After bitter fight, new Marcellus Shale regulations set to take effect
After wending their way through a convoluted, controversial five-year process, new regulations for Pennsylvania’s Marcellus Shale drillers are set to take effect Saturday.
The intense political battle has been unlike anything Kurt Klapkowski has seen in his nearly 23-year career at the state Department of Environmental Protection. Over the years there have been efforts to slow down the process, weaken, and eliminate sections of the rules.
“It’s a highly contentious issue,” says Klapkowski, who directs DEP’s Bureau of Oil and Gas Planning and Program Management. “We tried to be analytical and professional, and divorce ourselves from those political processes as much as possible. It’s been a lot of effort by the department to get to this day. We’re very excited to see this go through.”
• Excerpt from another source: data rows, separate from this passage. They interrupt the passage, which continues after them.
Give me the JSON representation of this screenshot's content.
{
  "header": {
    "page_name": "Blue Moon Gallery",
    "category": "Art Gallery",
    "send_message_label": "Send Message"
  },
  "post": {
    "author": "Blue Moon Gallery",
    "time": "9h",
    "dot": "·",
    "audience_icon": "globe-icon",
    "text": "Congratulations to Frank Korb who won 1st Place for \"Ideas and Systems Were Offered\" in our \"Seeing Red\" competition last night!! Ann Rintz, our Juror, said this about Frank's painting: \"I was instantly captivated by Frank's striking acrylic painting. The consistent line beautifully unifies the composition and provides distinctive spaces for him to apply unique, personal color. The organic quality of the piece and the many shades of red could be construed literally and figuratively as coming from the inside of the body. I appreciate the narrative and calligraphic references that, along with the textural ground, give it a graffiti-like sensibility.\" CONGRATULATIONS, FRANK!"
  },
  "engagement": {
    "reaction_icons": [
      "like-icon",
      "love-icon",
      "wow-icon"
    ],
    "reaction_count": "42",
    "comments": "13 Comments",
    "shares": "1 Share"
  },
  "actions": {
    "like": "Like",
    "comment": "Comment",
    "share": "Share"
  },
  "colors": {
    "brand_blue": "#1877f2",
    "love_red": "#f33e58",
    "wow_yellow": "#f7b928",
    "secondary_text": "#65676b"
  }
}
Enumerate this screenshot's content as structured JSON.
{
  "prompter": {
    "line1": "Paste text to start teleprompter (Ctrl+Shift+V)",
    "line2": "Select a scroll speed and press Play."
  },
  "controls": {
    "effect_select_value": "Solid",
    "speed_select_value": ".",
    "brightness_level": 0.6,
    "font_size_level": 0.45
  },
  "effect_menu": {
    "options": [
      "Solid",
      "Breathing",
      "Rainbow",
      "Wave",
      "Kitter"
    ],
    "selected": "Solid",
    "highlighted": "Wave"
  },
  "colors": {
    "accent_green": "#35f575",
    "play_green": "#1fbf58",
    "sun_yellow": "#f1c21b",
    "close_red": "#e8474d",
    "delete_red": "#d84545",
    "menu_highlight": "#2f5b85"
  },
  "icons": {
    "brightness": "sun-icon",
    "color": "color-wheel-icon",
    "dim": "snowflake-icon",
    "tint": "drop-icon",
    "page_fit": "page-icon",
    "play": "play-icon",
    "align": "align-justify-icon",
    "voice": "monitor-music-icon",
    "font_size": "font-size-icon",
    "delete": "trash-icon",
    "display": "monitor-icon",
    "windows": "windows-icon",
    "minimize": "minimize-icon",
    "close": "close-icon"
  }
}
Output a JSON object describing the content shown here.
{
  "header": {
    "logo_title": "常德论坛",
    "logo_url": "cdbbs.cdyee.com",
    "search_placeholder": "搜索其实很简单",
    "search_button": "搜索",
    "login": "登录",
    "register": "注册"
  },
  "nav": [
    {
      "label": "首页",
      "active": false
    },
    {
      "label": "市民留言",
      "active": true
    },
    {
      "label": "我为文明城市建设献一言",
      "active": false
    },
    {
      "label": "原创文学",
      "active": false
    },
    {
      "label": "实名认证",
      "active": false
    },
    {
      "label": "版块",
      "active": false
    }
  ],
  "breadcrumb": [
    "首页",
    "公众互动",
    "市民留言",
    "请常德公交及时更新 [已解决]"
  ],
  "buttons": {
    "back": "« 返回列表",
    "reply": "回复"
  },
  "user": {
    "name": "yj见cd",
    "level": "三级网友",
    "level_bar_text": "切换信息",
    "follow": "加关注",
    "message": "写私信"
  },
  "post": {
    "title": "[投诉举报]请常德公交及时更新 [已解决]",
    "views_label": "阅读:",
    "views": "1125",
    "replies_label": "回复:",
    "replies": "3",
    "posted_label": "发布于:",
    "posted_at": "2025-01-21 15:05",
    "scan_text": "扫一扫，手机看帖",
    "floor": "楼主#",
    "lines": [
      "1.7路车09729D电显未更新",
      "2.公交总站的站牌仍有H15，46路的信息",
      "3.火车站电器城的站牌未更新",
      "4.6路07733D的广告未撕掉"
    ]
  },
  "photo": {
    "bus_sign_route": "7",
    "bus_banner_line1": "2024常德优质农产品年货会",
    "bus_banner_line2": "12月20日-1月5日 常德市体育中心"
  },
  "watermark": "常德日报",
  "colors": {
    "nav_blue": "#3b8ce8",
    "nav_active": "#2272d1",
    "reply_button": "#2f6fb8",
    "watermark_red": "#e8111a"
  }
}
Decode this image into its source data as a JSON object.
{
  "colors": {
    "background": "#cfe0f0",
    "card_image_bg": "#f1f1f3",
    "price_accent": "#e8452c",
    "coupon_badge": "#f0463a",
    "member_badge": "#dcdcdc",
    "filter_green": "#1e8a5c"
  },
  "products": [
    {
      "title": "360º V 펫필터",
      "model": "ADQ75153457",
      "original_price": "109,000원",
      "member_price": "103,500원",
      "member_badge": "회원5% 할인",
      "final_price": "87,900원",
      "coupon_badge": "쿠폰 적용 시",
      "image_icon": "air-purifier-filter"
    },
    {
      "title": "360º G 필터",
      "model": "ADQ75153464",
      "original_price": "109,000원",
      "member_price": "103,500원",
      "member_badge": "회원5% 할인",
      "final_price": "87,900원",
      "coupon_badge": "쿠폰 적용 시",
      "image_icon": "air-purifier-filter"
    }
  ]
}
The regulations are scheduled to be published in the Pennsylvania Bulletin on Friday. This marks the first time they’ve been updated since 2001. Major changes include tougher standards around waste management and replacing damaged water supplies. The rules also add a requirement for drillers to locate orphaned and abandoned wells before commencing new operations. Another section allows DEP to give greater scrutiny of well permit applications near public resources, such as parks– although that’s currently being challenged by an industry trade group.
Klapkowski says some people may have forgotten, but many changes were directly inspired by the Marcellus Shale Advisory Commission— a group convened by former Republican Governor Tom Corbett.
“A lot of what’s in this rulemaking reflects the work of that commission,” he says. “It’s been a long time coming.”
DEP held 12 public hearings and received more than 28,000 public comments on the rules. Along the way, opponents sharply criticized the process. During a public meeting last year, an industry lobbyist invoked Al Pacino’s performance in Justice For All calling the entire proceeding, “out of order.” The DEP was also criticized by some environmental advocates who argued the rules didn’t go far enough.
The bitter fight even led to the ousting of former DEP Secretary John Quigley, who fired off an angry email to environmental groups last spring asking, “Where the f*ck were you people yesterday?” after GOP-led legislative committees voted to reject the rules.
Only half the regulations survived the battle. New rules for the conventional oil and gas industry were tossed out in June, as part of a budget deal between Governor Tom Wolf’s administration and Republicans. The move led to a widening rift between Wolf and environmentalists. DEP says it has gotten back to work updating the conventional rules– a process which will likely take at least two years.